Stressed? It could be your diet.

A study suggests that people feel more stressed when they track what they eat, even if they’re not cutting calories.

And even if you’re not noticeably tense, the study found that people who cut calories have higher levels of a stress hormone – so your body could be feeling the effects, one of which, unfortunately, is to store more fat around the midsection.

“This is the first time we can say, ‘Yes, dieting is stressful in a biologically meaningful way,’” says A. Janet Tomiyama, PhD, lead author of the study and a Robert Wood Johnson Foundation Health & Society Scholar at the University of California, San Francisco.

Researchers in California and Minnesota set out to see what happened to dieters’ stress levels when they employed two common weight loss strategies – cutting calories and counting calories.

To do that, psychologists recruited 121 women who wanted to go on a diet and randomly assigned them to follow one of four regimens: One group was asked to track the number of calories they normally ate; a second group was asked to track their calories and restrict them to just 1,200 a day; a third group got pre-packaged meals that totaled 1,200 calories a day, but were told they didn’t have to count calories; and a fourth group of controls didn’t do anything differently. Regular tests monitored how much stress each group felt and how much of a stress hormone, cortisol, they made.

After three weeks, people in the groups that held their calories to 1,200 a day, lost an average of about 2 pounds each. Those in the groups that didn’t cut calories gained an average of nearly 3 pounds each.

The groups that counted calories reported feeling more stressed, even if they weren’t restricting what they ate.

The group that got the pre-packaged meals, however, didn’t report feeling any more stressed, but their hormones told a different story. Dieters in this group saw an average increase in their cortisol levels of about 15 percent.

Researchers also accounted for the affects exercise, stressful events, general health, pain, and alcohol and caffeine consumption had on cortisol levels.
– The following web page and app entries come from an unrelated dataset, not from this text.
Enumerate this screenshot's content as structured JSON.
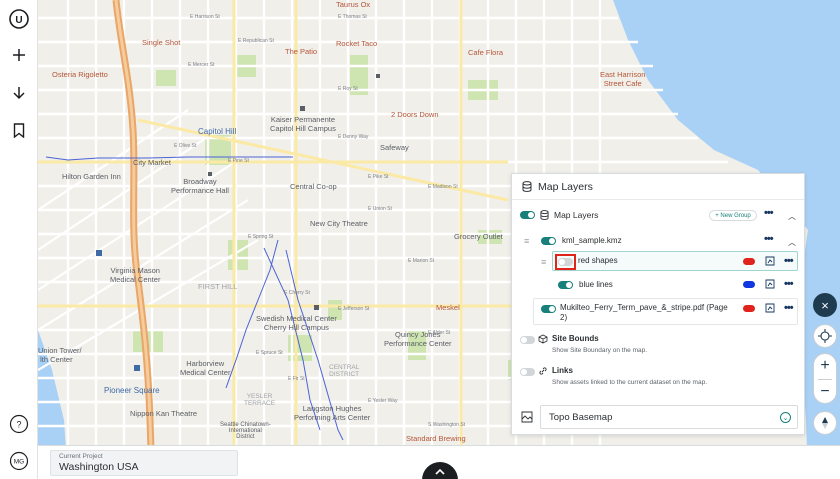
{
  "rail": {
    "logo_letter": "U",
    "avatar_initials": "MG",
    "help_label": "?"
  },
  "map": {
    "labels_poi": [
      {
        "text": "Single Shot"
      },
      {
        "text": "The Patio"
      },
      {
        "text": "Rocket Taco"
      },
      {
        "text": "Taurus Ox"
      },
      {
        "text": "Cafe Flora"
      },
      {
        "text": "Osteria Rigoletto"
      },
      {
        "text": "Kaiser Permanente\nCapitol Hill Campus"
      },
      {
        "text": "City Market"
      },
      {
        "text": "Hilton Garden Inn"
      },
      {
        "text": "Broadway\nPerformance Hall"
      },
      {
        "text": "Central Co-op"
      },
      {
        "text": "Safeway"
      },
      {
        "text": "New City Theatre"
      },
      {
        "text": "Grocery Outlet"
      },
      {
        "text": "Virginia Mason\nMedical Center"
      },
      {
        "text": "FIRST HILL"
      },
      {
        "text": "Swedish Medical Center\nCherry Hill Campus"
      },
      {
        "text": "Quincy Jones\nPerformance Center"
      },
      {
        "text": "Harborview\nMedical Center"
      },
      {
        "text": "Union Tower/\n lth Center"
      },
      {
        "text": "Nippon Kan Theatre"
      },
      {
        "text": "Langston Hughes\nPerforming Arts Center"
      },
      {
        "text": "Seattle Chinatown-\nInternational\nDistrict"
      },
      {
        "text": "CENTRAL\nDISTRICT"
      },
      {
        "text": "YESLER\nTERRACE"
      }
    ],
    "labels_red": [
      {
        "text": "2 Doors Down"
      },
      {
        "text": "Meskel"
      },
      {
        "text": "East Harrison\nStreet Cafe"
      },
      {
        "text": "Standard Brewing"
      }
    ],
    "labels_blue": [
      {
        "text": "Capitol Hill"
      },
      {
        "text": "Pioneer Square"
      }
    ],
    "streets": [
      {
        "text": "E Thomas St"
      },
      {
        "text": "E Harrison St"
      },
      {
        "text": "E Republican St"
      },
      {
        "text": "E Mercer St"
      },
      {
        "text": "E Roy St"
      },
      {
        "text": "E Denny Way"
      },
      {
        "text": "E Olive St"
      },
      {
        "text": "E Pine St"
      },
      {
        "text": "E Pike St"
      },
      {
        "text": "E Union St"
      },
      {
        "text": "E Madison St"
      },
      {
        "text": "E Spring St"
      },
      {
        "text": "E Marion St"
      },
      {
        "text": "E Cherry St"
      },
      {
        "text": "E Jefferson St"
      },
      {
        "text": "E Alder St"
      },
      {
        "text": "E Spruce St"
      },
      {
        "text": "E Fir St"
      },
      {
        "text": "E Yesler Way"
      },
      {
        "text": "S Washington St"
      }
    ]
  },
  "panel": {
    "title": "Map Layers",
    "group_label": "Map Layers",
    "new_group": "+ New Group",
    "layers": [
      {
        "name": "kml_sample.kmz"
      },
      {
        "name": "red shapes",
        "color": "#e0241b"
      },
      {
        "name": "blue lines",
        "color": "#1038e0"
      },
      {
        "name": "Mukilteo_Ferry_Term_pave_&_stripe.pdf (Page 2)",
        "color": "#e0241b"
      }
    ],
    "site_bounds": {
      "label": "Site Bounds",
      "desc": "Show Site Boundary on the map."
    },
    "links": {
      "label": "Links",
      "desc": "Show assets linked to the current dataset on the map."
    },
    "basemap": "Topo Basemap"
  },
  "controls": {
    "close": "×",
    "zoom_in": "+",
    "zoom_out": "−",
    "compass": "N"
  },
  "bottom": {
    "project_caption": "Current Project",
    "project_name": "Washington USA"
  },
  "colors": {
    "accent": "#18807a",
    "navy": "#1f3b4f",
    "water": "#a9d0f5",
    "park": "#cfe5b1",
    "highway": "#e8a66b"
  }
}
However, cortisol levels remained high for those counting calories, despite these external factors.

Cortisol has the attention of obesity researchers because one of its many functions is that it tells the body to store fat around the belly.

“What we’re saying is you might not even realize it, but that diet is changing all sorts of things like, in this study, your stress hormone levels,” Tomiyama says.

The study was published online in Psychosomatic Medicine.

Tomiyama and her team say their findings have far reaching implications since chronic stress not only promotes weight gain, but has also been linked to cancer, diabetes, heart disease and many other health problems.